But unfortunately war never stopped on 11 November 1918. In the period just after the 1918 Armistice there were at least 27 violent transfers of political power, many accompanied by violent civil wars. Not just in Russia. Winston Churchill in his arrogance commented sarcastically: "The war of giants has ended, the wars of the pygmies begin." Yet Europe between Armistice Day in November of 1918 and the Treaty of Lausanne July 1923 was the most violent place on the planet. Four million people died during that period as a result of armed conflict. Millions more died of the great influenza pandemic between 1918 and 1920, much of it had been spread by war. And hundreds of thousands died of starvation due to those post-Armistice conflicts.
Finn nationalist <i>”volunteers”</i> launched the Kinship Wars in Estonia, Karelia, the Murmansk Oblast, Ingria and Petsamo.
The Aster Revolution broke out in Budapest. Then Romanians and Czechs invaded Hungary; and also in Hungary there were periods of both Red Terror and White Terror.
Yugoslavia sparred with Italy over Rijeka. Poland did the same with Czechoslovakia over Cieszyn Silesia, and with Germany over Poznań, and with Ukrainians over Eastern Galicia.

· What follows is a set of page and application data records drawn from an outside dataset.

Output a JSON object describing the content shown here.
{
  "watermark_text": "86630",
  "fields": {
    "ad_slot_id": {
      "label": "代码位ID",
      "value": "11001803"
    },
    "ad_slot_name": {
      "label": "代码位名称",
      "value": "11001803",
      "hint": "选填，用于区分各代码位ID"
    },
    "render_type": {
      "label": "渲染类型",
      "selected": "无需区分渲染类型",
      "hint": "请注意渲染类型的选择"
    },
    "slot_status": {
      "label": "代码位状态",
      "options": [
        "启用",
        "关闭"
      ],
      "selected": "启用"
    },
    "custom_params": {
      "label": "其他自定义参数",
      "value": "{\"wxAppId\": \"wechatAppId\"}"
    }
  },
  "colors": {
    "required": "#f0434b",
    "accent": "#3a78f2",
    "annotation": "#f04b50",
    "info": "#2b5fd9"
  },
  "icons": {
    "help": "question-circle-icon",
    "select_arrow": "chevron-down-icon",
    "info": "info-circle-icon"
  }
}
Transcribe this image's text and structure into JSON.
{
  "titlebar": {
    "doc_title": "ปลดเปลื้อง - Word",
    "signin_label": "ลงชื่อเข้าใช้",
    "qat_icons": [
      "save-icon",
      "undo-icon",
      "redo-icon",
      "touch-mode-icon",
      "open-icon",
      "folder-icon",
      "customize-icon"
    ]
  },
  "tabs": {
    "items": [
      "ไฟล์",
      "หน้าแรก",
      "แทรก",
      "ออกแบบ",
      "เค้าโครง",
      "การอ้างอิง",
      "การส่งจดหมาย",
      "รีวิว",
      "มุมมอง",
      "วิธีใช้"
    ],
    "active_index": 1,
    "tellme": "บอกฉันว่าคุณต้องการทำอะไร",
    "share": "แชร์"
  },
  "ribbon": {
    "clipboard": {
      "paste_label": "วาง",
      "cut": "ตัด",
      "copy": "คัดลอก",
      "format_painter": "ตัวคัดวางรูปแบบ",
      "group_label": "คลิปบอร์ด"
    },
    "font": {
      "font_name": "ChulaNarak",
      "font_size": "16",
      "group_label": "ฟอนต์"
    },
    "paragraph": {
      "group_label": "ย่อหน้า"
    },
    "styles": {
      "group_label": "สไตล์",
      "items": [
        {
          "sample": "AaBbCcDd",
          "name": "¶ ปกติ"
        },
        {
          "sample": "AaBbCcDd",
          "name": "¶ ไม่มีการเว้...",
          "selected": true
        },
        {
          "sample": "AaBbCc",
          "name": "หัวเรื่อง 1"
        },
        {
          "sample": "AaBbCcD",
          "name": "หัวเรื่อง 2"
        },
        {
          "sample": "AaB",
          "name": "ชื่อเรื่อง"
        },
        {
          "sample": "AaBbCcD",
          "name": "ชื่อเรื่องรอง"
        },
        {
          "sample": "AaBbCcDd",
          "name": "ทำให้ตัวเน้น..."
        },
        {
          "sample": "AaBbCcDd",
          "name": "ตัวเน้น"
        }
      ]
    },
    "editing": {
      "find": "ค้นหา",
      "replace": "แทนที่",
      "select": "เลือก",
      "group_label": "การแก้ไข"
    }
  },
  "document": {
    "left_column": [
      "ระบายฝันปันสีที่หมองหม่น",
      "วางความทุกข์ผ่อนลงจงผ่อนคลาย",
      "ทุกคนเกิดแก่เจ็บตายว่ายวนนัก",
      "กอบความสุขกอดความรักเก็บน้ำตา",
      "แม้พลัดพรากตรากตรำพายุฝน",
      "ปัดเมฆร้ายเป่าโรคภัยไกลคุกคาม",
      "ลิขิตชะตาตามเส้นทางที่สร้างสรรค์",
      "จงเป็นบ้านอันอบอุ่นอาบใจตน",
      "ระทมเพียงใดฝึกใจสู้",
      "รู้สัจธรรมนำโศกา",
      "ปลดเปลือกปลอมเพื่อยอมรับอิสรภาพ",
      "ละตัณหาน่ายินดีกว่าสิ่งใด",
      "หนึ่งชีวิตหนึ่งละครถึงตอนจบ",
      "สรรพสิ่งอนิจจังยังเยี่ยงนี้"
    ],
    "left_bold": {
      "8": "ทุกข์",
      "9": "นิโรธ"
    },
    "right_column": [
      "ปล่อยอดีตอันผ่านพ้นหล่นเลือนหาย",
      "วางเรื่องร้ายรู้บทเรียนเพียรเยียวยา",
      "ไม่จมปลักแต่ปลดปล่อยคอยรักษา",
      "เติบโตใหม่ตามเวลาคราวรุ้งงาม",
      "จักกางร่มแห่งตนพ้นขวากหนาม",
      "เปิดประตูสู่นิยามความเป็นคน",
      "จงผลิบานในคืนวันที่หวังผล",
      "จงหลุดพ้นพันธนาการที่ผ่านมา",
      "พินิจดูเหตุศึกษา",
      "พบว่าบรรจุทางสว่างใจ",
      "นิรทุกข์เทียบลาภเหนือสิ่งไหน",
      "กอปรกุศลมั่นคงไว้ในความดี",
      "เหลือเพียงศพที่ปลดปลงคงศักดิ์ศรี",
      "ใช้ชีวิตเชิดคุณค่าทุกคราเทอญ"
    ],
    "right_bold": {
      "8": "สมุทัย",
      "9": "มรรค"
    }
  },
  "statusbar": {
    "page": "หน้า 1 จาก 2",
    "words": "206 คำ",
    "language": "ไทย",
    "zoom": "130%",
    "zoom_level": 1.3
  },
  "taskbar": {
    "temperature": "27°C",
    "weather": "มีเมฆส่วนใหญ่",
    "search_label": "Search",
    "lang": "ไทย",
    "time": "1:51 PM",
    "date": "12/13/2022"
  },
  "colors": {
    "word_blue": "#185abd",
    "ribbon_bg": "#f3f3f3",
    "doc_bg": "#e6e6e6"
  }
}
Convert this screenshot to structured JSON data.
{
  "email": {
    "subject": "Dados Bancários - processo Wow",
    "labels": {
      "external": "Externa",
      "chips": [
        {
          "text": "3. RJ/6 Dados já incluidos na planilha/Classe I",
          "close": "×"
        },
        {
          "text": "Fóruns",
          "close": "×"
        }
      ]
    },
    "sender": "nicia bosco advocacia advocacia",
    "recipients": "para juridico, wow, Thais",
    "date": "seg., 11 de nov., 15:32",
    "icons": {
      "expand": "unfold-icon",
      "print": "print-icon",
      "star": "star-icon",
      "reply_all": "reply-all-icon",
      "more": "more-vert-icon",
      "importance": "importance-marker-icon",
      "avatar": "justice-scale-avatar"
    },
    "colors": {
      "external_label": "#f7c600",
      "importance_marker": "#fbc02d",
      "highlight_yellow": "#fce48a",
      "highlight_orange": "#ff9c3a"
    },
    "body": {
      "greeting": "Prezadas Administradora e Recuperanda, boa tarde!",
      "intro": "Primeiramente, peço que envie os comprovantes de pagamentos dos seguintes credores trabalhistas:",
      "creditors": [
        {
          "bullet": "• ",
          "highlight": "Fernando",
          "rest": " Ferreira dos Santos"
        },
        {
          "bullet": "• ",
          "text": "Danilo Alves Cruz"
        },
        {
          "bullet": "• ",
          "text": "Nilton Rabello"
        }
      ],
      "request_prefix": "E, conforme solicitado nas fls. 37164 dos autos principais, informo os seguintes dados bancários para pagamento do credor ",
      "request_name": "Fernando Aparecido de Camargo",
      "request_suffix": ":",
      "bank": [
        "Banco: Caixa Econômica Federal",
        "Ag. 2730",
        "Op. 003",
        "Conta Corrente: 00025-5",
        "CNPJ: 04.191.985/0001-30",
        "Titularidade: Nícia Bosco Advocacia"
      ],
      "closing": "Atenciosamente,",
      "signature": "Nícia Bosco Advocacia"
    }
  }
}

There was the violent rise and fall of the Bavarian Soviet Republic in Munich, and the Spartacist Uprising in Berlin. The Freikorps also fought against the communists in the Baltics, Silesia, Poland and East Prussia.
Ditto for an attempted Communist putsch in Vienna. And ditto for the Slovak Soviet Republic in Prešov.
The last Sultan, Mehmed VI, was overthrown in Turkey. And Turks fought their own War of Independence against France, Italy, Britain, Armenia and Greece.
There was the well-known Russian Civil War between Reds and Whites with various interventions by French, British, Australian, Italian, Canadian & US troops in Arkhangelsk; British, Canadian, Italian, Chinese, Japanese & US troops in Vladivostok; Romanian troops in Bessarabia; Greek troops in the Crimea and Odessa and Kherson; Estonian troops in northwestern Russia; and the Czech Legion throughout Siberia. Plus Russia repressed breakaway republics in the Caucasus and the western borderlands, and the kulaks, anarchists and moderate socialists. Ukrainians, Belarusians, Lithuanians, Estonians and Latvians fought against each other and against the Russians.
In Bulgaria there was the coup against Prime Minister Stamboliyski by IMRO. His hand that signed the Treaty of Niš was cut off. Then he was blinded, tortured and his head cut off, which sparked bloody uprisings and repression.
I would guess I missed many more of the conflicts during that period. And the above mostly speaks of Europe. There was also much bloodshed in Africa, Asia and the Americas during that timeframe to include the Rif War in North Africa, the revolt in Egypt, the Amritsar massacre (and others) in India, the March 1st Movement in Korea, the Warlord Era in China; the continuation of the Mexican Revolution, and many more. FDChief is correct: the hairless ape has never figured out a way to solve problems without violence.